(Prompt) Could you reproduce, exactly and alone, the lines running from the one with "What's the underlying" to the end of the data below?

Dataset rows describing interfaces:
——————————
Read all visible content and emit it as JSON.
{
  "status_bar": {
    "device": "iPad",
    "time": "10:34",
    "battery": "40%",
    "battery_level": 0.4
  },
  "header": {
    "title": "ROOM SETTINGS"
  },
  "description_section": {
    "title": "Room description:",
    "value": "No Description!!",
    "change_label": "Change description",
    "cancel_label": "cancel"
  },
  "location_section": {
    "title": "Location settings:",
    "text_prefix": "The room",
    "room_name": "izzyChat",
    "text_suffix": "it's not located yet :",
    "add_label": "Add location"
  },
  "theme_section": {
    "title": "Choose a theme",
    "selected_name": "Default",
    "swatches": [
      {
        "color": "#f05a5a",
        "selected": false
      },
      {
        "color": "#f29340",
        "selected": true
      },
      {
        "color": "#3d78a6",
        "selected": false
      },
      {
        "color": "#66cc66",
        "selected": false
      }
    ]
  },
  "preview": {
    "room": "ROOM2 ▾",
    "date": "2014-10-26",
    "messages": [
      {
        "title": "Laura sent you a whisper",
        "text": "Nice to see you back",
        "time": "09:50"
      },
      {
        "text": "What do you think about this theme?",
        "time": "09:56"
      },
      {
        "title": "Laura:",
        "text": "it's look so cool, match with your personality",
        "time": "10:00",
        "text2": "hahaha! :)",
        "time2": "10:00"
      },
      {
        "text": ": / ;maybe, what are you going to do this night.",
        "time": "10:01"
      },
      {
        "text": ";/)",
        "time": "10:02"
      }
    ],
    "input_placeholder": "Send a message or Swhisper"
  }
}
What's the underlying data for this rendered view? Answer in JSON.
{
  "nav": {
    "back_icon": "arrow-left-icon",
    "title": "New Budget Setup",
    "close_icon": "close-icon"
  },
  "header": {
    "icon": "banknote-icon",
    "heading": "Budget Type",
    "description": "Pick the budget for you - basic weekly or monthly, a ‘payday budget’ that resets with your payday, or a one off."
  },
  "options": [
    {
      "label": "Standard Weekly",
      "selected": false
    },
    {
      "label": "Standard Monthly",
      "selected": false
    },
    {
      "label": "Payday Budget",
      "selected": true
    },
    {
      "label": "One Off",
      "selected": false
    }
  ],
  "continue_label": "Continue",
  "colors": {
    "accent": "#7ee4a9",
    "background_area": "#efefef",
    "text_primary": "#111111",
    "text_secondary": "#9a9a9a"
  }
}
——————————
(Task answer)
What's the underlying data for this rendered view? Answer in JSON.
{
  "nav": {
    "back_icon": "arrow-left-icon",
    "title": "New Budget Setup",
    "close_icon": "close-icon"
  },
  "header": {
    "icon": "banknote-icon",
    "heading": "Budget Type",
    "description": "Pick the budget for you - basic weekly or monthly, a ‘payday budget’ that resets with your payday, or a one off."
  },
  "options": [
    {
      "label": "Standard Weekly",
      "selected": false
    },
    {
      "label": "Standard Monthly",
      "selected": false
    },
    {
      "label": "Payday Budget",
      "selected": true
    },
    {
      "label": "One Off",
      "selected": false
    }
  ],
  "continue_label": "Continue",
  "colors": {
    "accent": "#7ee4a9",
    "background_area": "#efefef",
    "text_primary": "#111111",
    "text_secondary": "#9a9a9a"
  }
}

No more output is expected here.